▸ **WHAT YOU HAVE TO DO**
Reproduce the entries that follow exactly. No picture should appear in the result.

▸ **RECORDS FOR PROCESSING**

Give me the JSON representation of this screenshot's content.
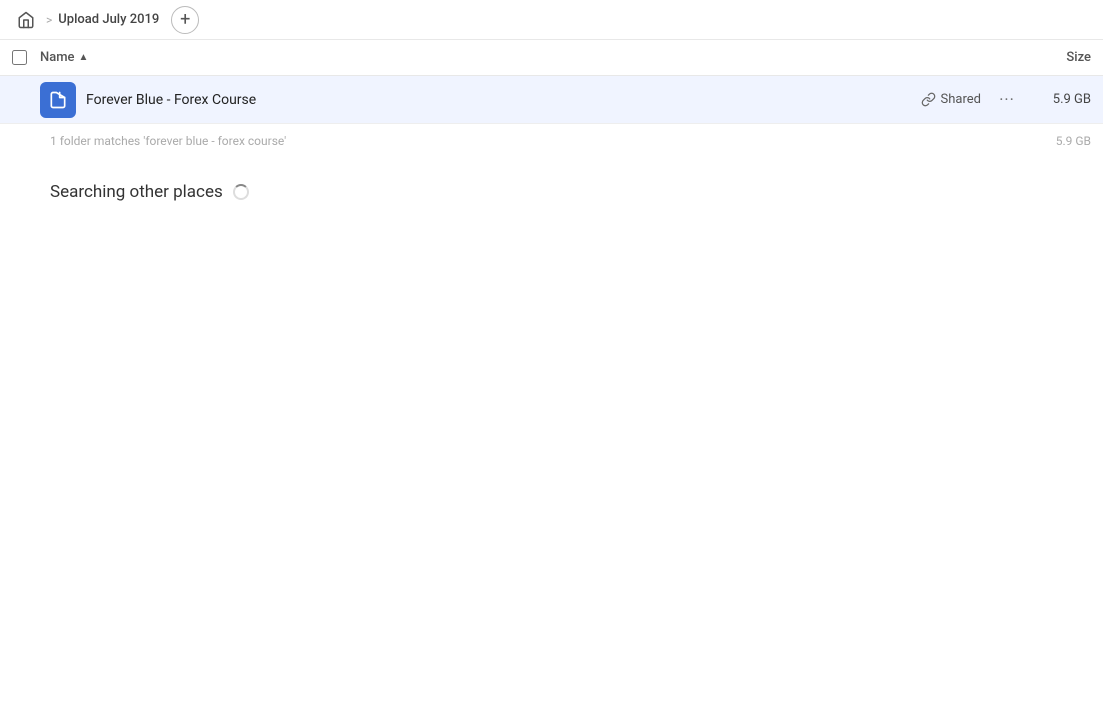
{
  "breadcrumb": {
    "home_label": "Home",
    "separator": ">",
    "current_path": "Upload July 2019",
    "add_button_label": "+"
  },
  "columns": {
    "name_label": "Name",
    "sort_direction": "▲",
    "size_label": "Size"
  },
  "file_row": {
    "name": "Forever Blue - Forex Course",
    "shared_label": "Shared",
    "more_label": "···",
    "size": "5.9 GB",
    "icon_label": "shared-folder-icon"
  },
  "folder_matches": {
    "text": "1 folder matches 'forever blue - forex course'",
    "size": "5.9 GB"
  },
  "searching": {
    "text": "Searching other places"
  }
}
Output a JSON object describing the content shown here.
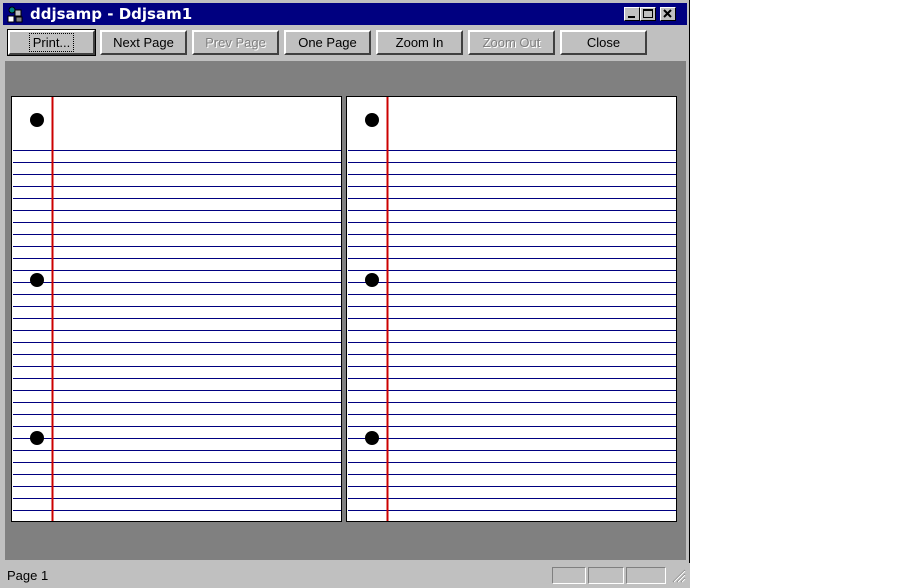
{
  "window": {
    "title": "ddjsamp - Ddjsam1",
    "controls": {
      "minimize": "minimize-icon",
      "maximize": "maximize-icon",
      "close": "close-icon"
    }
  },
  "toolbar": {
    "buttons": [
      {
        "label": "Print...",
        "enabled": true,
        "default": true
      },
      {
        "label": "Next Page",
        "enabled": true
      },
      {
        "label": "Prev Page",
        "enabled": false
      },
      {
        "label": "One Page",
        "enabled": true
      },
      {
        "label": "Zoom In",
        "enabled": true
      },
      {
        "label": "Zoom Out",
        "enabled": false
      },
      {
        "label": "Close",
        "enabled": true
      }
    ]
  },
  "preview": {
    "pages": [
      {
        "style": "ruled-notebook-paper",
        "holes": 3
      },
      {
        "style": "ruled-notebook-paper",
        "holes": 3
      }
    ],
    "colors": {
      "rule": "#000080",
      "margin": "#cc0000",
      "background": "#808080"
    }
  },
  "statusbar": {
    "text": "Page 1"
  }
}
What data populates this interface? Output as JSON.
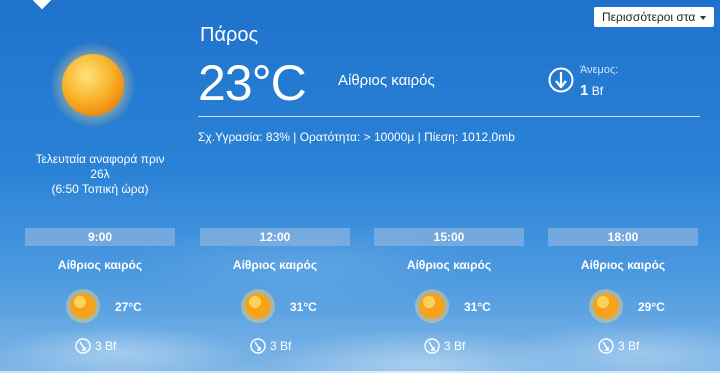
{
  "current": {
    "city": "Πάρος",
    "temperature": "23°C",
    "condition": "Αίθριος καιρός",
    "wind_label": "Άνεμος:",
    "wind_value": "1",
    "wind_unit": "Bf",
    "details": "Σχ.Υγρασία: 83% | Ορατότητα: > 10000μ | Πίεση: 1012,0mb",
    "report_line1": "Τελευταία αναφορά πριν",
    "report_line2": "26λ",
    "report_line3": "(6:50 Τοπική ώρα)"
  },
  "more_button": "Περισσότεροι στα",
  "forecast": [
    {
      "time": "9:00",
      "condition": "Αίθριος καιρός",
      "temperature": "27°C",
      "wind": "3 Bf"
    },
    {
      "time": "12:00",
      "condition": "Αίθριος καιρός",
      "temperature": "31°C",
      "wind": "3 Bf"
    },
    {
      "time": "15:00",
      "condition": "Αίθριος καιρός",
      "temperature": "31°C",
      "wind": "3 Bf"
    },
    {
      "time": "18:00",
      "condition": "Αίθριος καιρός",
      "temperature": "29°C",
      "wind": "3 Bf"
    }
  ],
  "icons": {
    "weather": "sun-icon",
    "wind": "wind-direction-icon"
  },
  "colors": {
    "sky_top": "#1f72cc",
    "sky_bottom": "#7fb6e6",
    "sun": "#f7a21b"
  }
}
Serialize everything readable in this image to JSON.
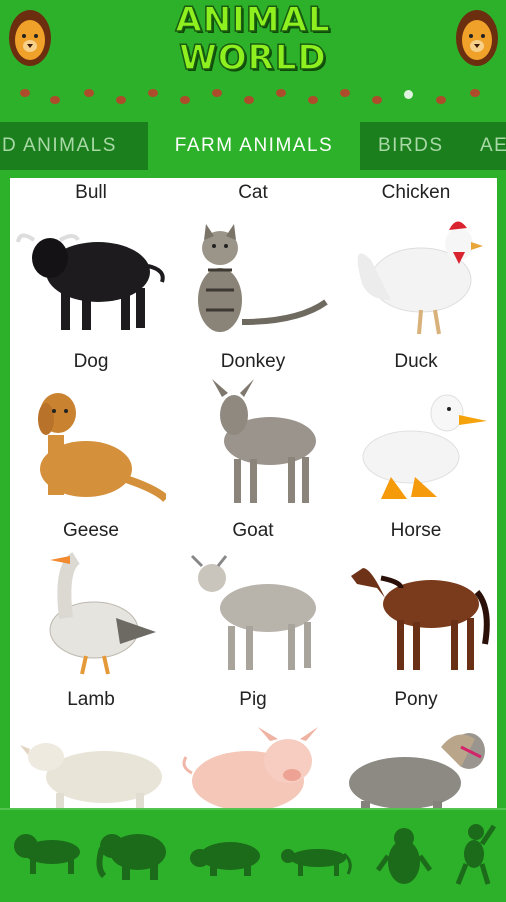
{
  "header": {
    "title_line1": "ANIMAL",
    "title_line2": "WORLD",
    "left_icon": "lion-face-icon",
    "right_icon": "lion-face-icon",
    "paw_color": "#c33b2a"
  },
  "tabs": [
    {
      "label": "D ANIMALS",
      "active": false
    },
    {
      "label": "FARM ANIMALS",
      "active": true
    },
    {
      "label": "BIRDS",
      "active": false
    },
    {
      "label": "AE",
      "active": false
    }
  ],
  "animals": [
    {
      "label": "Bull"
    },
    {
      "label": "Cat"
    },
    {
      "label": "Chicken"
    },
    {
      "label": "Dog"
    },
    {
      "label": "Donkey"
    },
    {
      "label": "Duck"
    },
    {
      "label": "Geese"
    },
    {
      "label": "Goat"
    },
    {
      "label": "Horse"
    },
    {
      "label": "Lamb"
    },
    {
      "label": "Pig"
    },
    {
      "label": "Pony"
    }
  ],
  "bottom_nav": [
    "lion-silhouette-icon",
    "elephant-silhouette-icon",
    "hippo-silhouette-icon",
    "leopard-silhouette-icon",
    "penguin-silhouette-icon",
    "monkey-silhouette-icon"
  ],
  "colors": {
    "app_green": "#2eb12a",
    "tab_bar": "#1c7f1e",
    "title_fill": "#8ff020"
  }
}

▸ **WRITTEN RESPONSE**
Give me the JSON representation of this screenshot's content.
{
  "breadcrumb": {
    "home_label": "Home",
    "separator": ">",
    "current_path": "Upload July 2019",
    "add_button_label": "+"
  },
  "columns": {
    "name_label": "Name",
    "sort_direction": "▲",
    "size_label": "Size"
  },
  "file_row": {
    "name": "Forever Blue - Forex Course",
    "shared_label": "Shared",
    "more_label": "···",
    "size": "5.9 GB",
    "icon_label": "shared-folder-icon"
  },
  "folder_matches": {
    "text": "1 folder matches 'forever blue - forex course'",
    "size": "5.9 GB"
  },
  "searching": {
    "text": "Searching other places"
  }
}
Output a JSON object describing the content shown here.
{
  "window": {
    "title": "ddjsamp - Ddjsam1",
    "controls": {
      "minimize": "minimize-icon",
      "maximize": "maximize-icon",
      "close": "close-icon"
    }
  },
  "toolbar": {
    "buttons": [
      {
        "label": "Print...",
        "enabled": true,
        "default": true
      },
      {
        "label": "Next Page",
        "enabled": true
      },
      {
        "label": "Prev Page",
        "enabled": false
      },
      {
        "label": "One Page",
        "enabled": true
      },
      {
        "label": "Zoom In",
        "enabled": true
      },
      {
        "label": "Zoom Out",
        "enabled": false
      },
      {
        "label": "Close",
        "enabled": true
      }
    ]
  },
  "preview": {
    "pages": [
      {
        "style": "ruled-notebook-paper",
        "holes": 3
      },
      {
        "style": "ruled-notebook-paper",
        "holes": 3
      }
    ],
    "colors": {
      "rule": "#000080",
      "margin": "#cc0000",
      "background": "#808080"
    }
  },
  "statusbar": {
    "text": "Page 1"
  }
}
What data populates this interface? Output as JSON.
{
  "current": {
    "city": "Πάρος",
    "temperature": "23°C",
    "condition": "Αίθριος καιρός",
    "wind_label": "Άνεμος:",
    "wind_value": "1",
    "wind_unit": "Bf",
    "details": "Σχ.Υγρασία: 83% | Ορατότητα: > 10000μ | Πίεση: 1012,0mb",
    "report_line1": "Τελευταία αναφορά πριν",
    "report_line2": "26λ",
    "report_line3": "(6:50 Τοπική ώρα)"
  },
  "more_button": "Περισσότεροι στα",
  "forecast": [
    {
      "time": "9:00",
      "condition": "Αίθριος καιρός",
      "temperature": "27°C",
      "wind": "3 Bf"
    },
    {
      "time": "12:00",
      "condition": "Αίθριος καιρός",
      "temperature": "31°C",
      "wind": "3 Bf"
    },
    {
      "time": "15:00",
      "condition": "Αίθριος καιρός",
      "temperature": "31°C",
      "wind": "3 Bf"
    },
    {
      "time": "18:00",
      "condition": "Αίθριος καιρός",
      "temperature": "29°C",
      "wind": "3 Bf"
    }
  ],
  "icons": {
    "weather": "sun-icon",
    "wind": "wind-direction-icon"
  },
  "colors": {
    "sky_top": "#1f72cc",
    "sky_bottom": "#7fb6e6",
    "sun": "#f7a21b"
  }
}
Serialize everything readable in this image to JSON.
{
  "header": {
    "title_line1": "ANIMAL",
    "title_line2": "WORLD",
    "left_icon": "lion-face-icon",
    "right_icon": "lion-face-icon",
    "paw_color": "#c33b2a"
  },
  "tabs": [
    {
      "label": "D ANIMALS",
      "active": false
    },
    {
      "label": "FARM ANIMALS",
      "active": true
    },
    {
      "label": "BIRDS",
      "active": false
    },
    {
      "label": "AE",
      "active": false
    }
  ],
  "animals": [
    {
      "label": "Bull"
    },
    {
      "label": "Cat"
    },
    {
      "label": "Chicken"
    },
    {
      "label": "Dog"
    },
    {
      "label": "Donkey"
    },
    {
      "label": "Duck"
    },
    {
      "label": "Geese"
    },
    {
      "label": "Goat"
    },
    {
      "label": "Horse"
    },
    {
      "label": "Lamb"
    },
    {
      "label": "Pig"
    },
    {
      "label": "Pony"
    }
  ],
  "bottom_nav": [
    "lion-silhouette-icon",
    "elephant-silhouette-icon",
    "hippo-silhouette-icon",
    "leopard-silhouette-icon",
    "penguin-silhouette-icon",
    "monkey-silhouette-icon"
  ],
  "colors": {
    "app_green": "#2eb12a",
    "tab_bar": "#1c7f1e",
    "title_fill": "#8ff020"
  }
}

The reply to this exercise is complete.